▸ **GIVEN RECORDS**:
..........
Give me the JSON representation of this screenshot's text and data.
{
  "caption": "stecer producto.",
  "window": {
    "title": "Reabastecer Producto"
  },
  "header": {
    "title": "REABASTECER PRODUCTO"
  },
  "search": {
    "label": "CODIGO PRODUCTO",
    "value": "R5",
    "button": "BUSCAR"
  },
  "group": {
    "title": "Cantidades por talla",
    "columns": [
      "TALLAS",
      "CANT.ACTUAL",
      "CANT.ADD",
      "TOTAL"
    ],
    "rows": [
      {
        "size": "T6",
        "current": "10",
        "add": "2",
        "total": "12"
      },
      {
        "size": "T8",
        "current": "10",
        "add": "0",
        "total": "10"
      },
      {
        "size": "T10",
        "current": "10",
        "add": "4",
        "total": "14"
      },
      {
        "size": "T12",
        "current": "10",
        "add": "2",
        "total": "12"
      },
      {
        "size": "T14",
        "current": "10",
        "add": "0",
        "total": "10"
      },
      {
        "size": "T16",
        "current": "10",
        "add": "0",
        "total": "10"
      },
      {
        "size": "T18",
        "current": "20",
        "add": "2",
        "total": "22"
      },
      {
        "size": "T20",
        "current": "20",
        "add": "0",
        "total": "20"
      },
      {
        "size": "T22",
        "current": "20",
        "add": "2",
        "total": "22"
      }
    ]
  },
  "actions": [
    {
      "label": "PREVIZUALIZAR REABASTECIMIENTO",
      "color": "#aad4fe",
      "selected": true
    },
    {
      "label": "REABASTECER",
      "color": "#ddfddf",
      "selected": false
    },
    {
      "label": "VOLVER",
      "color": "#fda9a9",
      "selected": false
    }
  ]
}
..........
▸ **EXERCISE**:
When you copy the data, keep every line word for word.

▸ **ANSWER AREA**:
Give me the JSON representation of this screenshot's text and data.
{
  "caption": "stecer producto.",
  "window": {
    "title": "Reabastecer Producto"
  },
  "header": {
    "title": "REABASTECER PRODUCTO"
  },
  "search": {
    "label": "CODIGO PRODUCTO",
    "value": "R5",
    "button": "BUSCAR"
  },
  "group": {
    "title": "Cantidades por talla",
    "columns": [
      "TALLAS",
      "CANT.ACTUAL",
      "CANT.ADD",
      "TOTAL"
    ],
    "rows": [
      {
        "size": "T6",
        "current": "10",
        "add": "2",
        "total": "12"
      },
      {
        "size": "T8",
        "current": "10",
        "add": "0",
        "total": "10"
      },
      {
        "size": "T10",
        "current": "10",
        "add": "4",
        "total": "14"
      },
      {
        "size": "T12",
        "current": "10",
        "add": "2",
        "total": "12"
      },
      {
        "size": "T14",
        "current": "10",
        "add": "0",
        "total": "10"
      },
      {
        "size": "T16",
        "current": "10",
        "add": "0",
        "total": "10"
      },
      {
        "size": "T18",
        "current": "20",
        "add": "2",
        "total": "22"
      },
      {
        "size": "T20",
        "current": "20",
        "add": "0",
        "total": "20"
      },
      {
        "size": "T22",
        "current": "20",
        "add": "2",
        "total": "22"
      }
    ]
  },
  "actions": [
    {
      "label": "PREVIZUALIZAR REABASTECIMIENTO",
      "color": "#aad4fe",
      "selected": true
    },
    {
      "label": "REABASTECER",
      "color": "#ddfddf",
      "selected": false
    },
    {
      "label": "VOLVER",
      "color": "#fda9a9",
      "selected": false
    }
  ]
}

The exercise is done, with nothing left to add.